Controlling the social, economic and environmental impacts should be at the core of the administration of a sports venue, managers of the Aviva Stadium in Dublin told EURACTIV in an interview.
“Ever since we opened in 2010, there has been a strong important sustainability focus,” Daniel Wynne, Operations Co-ordinator said.
The Aviva stadium works towards maximising its economic and social impact in the community while reducing its ecological footprint.
The work goes from supporting the community to making the events more environmentally friendly.
Reducing operations carbon footprint
As the stadium was recently built, part of the materials resulted from the demolition of the old venue were recycled. The facilities count now on an energy-efficient system that has helped to reduce the carbon footprint of the operations as well.
At the moment, the venue is 100% powered with clean energy.
“We have been doing it for a number of years now. It is starting to slowly get more and more difficult because a lot of the easy, low hanging fruit is gone,” Aidan Byrne, Sustainability Manager, explained.
However, small decisions such as closing areas of the venue when they are not being used help reducing energy consumption, they explained.
Furthermore, the venue has a system to reduce water usage by collecting rain from the roof, which is then diverted and used for the sprinklers on the pitch, helping to reduce water consumption too.
As the stadium is applying several event sustainability management systems, they benefit from independent auditors that make sure they are complying with the required standards.
“It gives a bit of transparency and accountability,” Byrne said.
Waste management, the more simple the better
The organisation of sports events often results in the generation of tonnes of garbage.
The stadium manages to recycle on-site 70% of its waste on average, according to managers. The percentage improves in the external management of the residues.
“A lot of it has to do with educating people in the right way to treat the waste because I think that if you don’t communicate, they’ll just flip into their habits. We need to constantly remind people of recycling,” Wynne insisted.
To ensure better waste management, the stadium recently changed its collection system to make it as simple as possible for the supporters. “It kind of mimics what people had that they normally had in their home,” Byrne highlighted.
Beyond environmental sustainability
The Aviva Stadium aims to have a positive impact in the community, beyond being environmentally friendly.
On the one hand, it has further reduced its carbon footprint and activates the local economy by contracting providers that source their products locally and nationally.
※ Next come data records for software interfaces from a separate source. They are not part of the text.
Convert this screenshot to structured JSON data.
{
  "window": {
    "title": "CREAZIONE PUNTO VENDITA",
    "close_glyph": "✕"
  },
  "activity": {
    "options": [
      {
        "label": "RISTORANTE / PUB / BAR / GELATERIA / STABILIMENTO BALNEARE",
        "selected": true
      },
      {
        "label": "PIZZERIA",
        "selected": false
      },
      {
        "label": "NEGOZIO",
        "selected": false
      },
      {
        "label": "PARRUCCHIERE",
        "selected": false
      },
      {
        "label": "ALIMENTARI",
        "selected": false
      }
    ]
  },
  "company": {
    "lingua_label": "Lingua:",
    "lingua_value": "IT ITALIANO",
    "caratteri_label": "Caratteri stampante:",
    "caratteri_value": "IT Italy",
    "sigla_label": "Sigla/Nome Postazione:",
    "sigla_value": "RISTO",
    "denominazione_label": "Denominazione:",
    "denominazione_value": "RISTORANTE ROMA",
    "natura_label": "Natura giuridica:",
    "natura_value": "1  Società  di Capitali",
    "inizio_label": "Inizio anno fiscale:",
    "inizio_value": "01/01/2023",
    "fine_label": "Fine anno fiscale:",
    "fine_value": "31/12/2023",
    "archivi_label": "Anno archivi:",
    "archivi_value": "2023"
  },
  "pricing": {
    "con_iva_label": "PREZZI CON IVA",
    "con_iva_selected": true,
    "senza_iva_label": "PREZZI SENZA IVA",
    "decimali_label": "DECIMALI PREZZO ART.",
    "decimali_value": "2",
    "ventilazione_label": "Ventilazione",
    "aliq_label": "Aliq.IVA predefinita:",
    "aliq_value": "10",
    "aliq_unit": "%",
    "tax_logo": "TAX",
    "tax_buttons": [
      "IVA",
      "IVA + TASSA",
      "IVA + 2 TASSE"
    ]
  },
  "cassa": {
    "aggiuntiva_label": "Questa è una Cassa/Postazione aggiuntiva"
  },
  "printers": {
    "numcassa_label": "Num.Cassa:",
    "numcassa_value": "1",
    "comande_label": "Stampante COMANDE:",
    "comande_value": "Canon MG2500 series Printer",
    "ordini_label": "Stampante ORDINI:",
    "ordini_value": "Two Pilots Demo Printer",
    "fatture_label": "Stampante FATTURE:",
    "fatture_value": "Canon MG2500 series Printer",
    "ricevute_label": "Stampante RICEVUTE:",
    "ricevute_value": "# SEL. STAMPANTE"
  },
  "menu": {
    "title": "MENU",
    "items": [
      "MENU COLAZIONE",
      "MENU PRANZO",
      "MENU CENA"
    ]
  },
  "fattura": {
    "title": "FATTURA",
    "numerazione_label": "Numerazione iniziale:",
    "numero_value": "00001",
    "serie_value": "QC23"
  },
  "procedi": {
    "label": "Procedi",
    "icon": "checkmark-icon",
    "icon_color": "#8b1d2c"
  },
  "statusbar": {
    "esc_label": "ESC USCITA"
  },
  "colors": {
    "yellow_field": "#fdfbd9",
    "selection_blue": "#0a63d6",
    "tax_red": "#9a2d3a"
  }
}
The staff of the stadium is preferably hired among the members of the community too.
Furthermore, the managers of the stadium have established a Community Fund of €105,000. “If an association wants to host an event in the area, a local rugby or football club, or they needed some funding maybe for gear, they can apply,” Byrne said.
To the date, the Aviva has funded projects valued €1,000,000.
Looking at the Euro 2020
The Aviva Stadium is one of the venues selected to host Euro 2020 that will take place in a dozen locations around Europe to celebrate its 60th anniversary.
Asked about whether hosting such an event would be a challenge in terms of sustainability, the answer was straightforward: “No, I think it’ll actually encourage it,” Daniel Wynne said.
“If anything, it is going to kind of drive on our sustainable approach to events, and it might even give us some new ideas about how to run our events in a favourable way. So I’d say it’s definitely a positive thing,” Wynne stressed.
The Aviva Stadium is part of Life Tackle project, an initiative co-funded by the European Commission that is launching pilot projects to enhance the sustainability of sports events in general and football matches in particular.
“There is kind of a knowledge-sharing setup, so if other stadiums are doing something in a kind of a better way than we are, that knowledge is passed on, and vice versa,” Aidan Byrne pointed out, “that’s the goal there.”